Home Secretary Theresa May has announced that attempts to extradite Gary McKinnon to the US have been blocked.
Speaking at the House of Commons, May said that McKinnon would no longer face extradition to America after he hacked into US military computer systems in 2001.
"After careful consideration of all of the relevant material I have concluded that Mr McKinnon's extradition would give to rise to such a high risk of him ending his life that a decision to extradite would be incompatible with Mr McKinnon's human rights," May said.
" I have therefore withdrawn the extradition order against Mr McKinnon."
May continued: "Since I came into office the sole issue on which I have been required to make a decision is whether Mr McKinnon's extradition to the United States would breach his human rights," said May, who described McKinnon's case as exceptional.
May told MPs that he is accused of "serious crimes" but is also "seriously ill" with Asperger's Syndrome.
McKinnon has faced ten years waiting to learn of his fate. It is said that he would face up to 60 years imprisonment.
McKinnon's mother, Janis Sharp said told reporters that she was "overwhelmed" at the decision, and thanked the Home Secretary for standing up to America.
Sharp has led a campaign to halt the extradition of her son over the past years, appealing directly to the Prime Minister to intervene.

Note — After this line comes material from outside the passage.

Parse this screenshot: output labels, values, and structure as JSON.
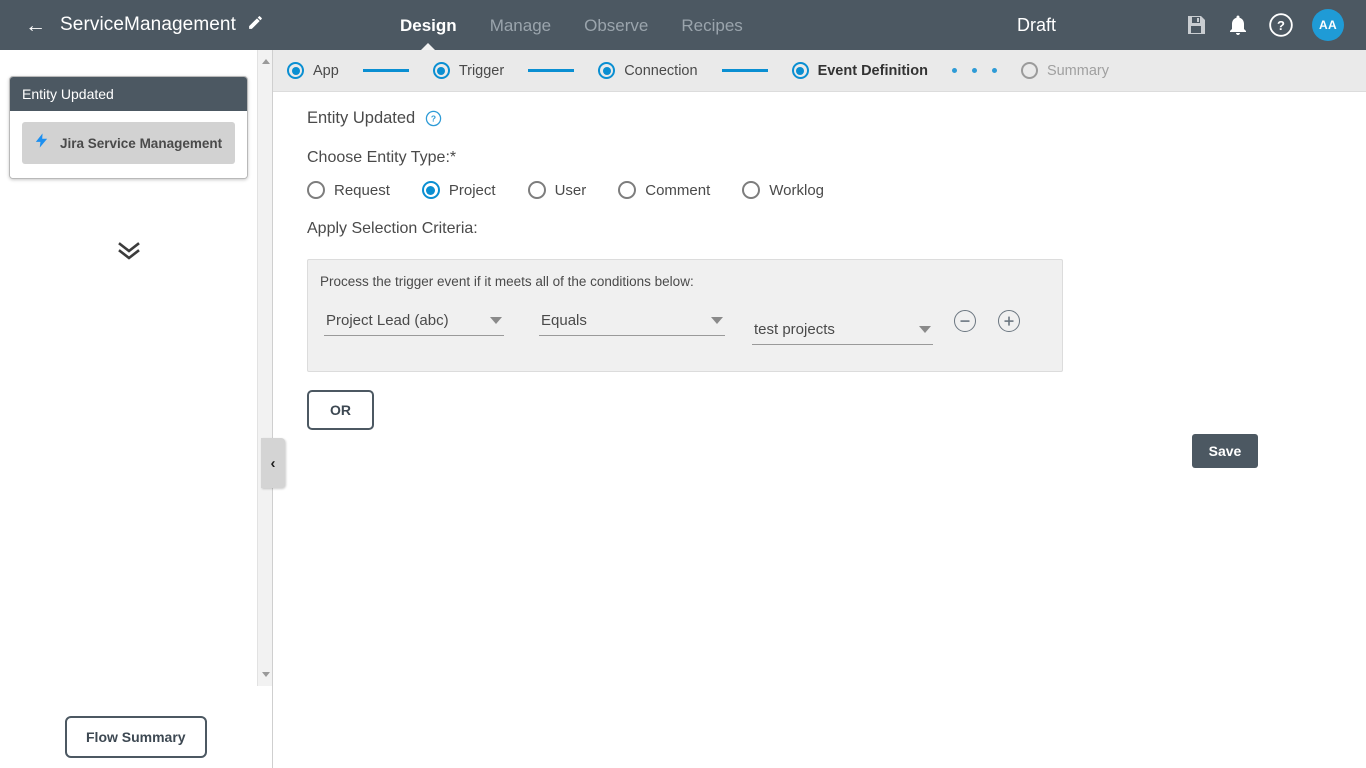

MPs also joined in the debate, with controversy over what has been perceived as a one sided extradition treaty between the UK and the US.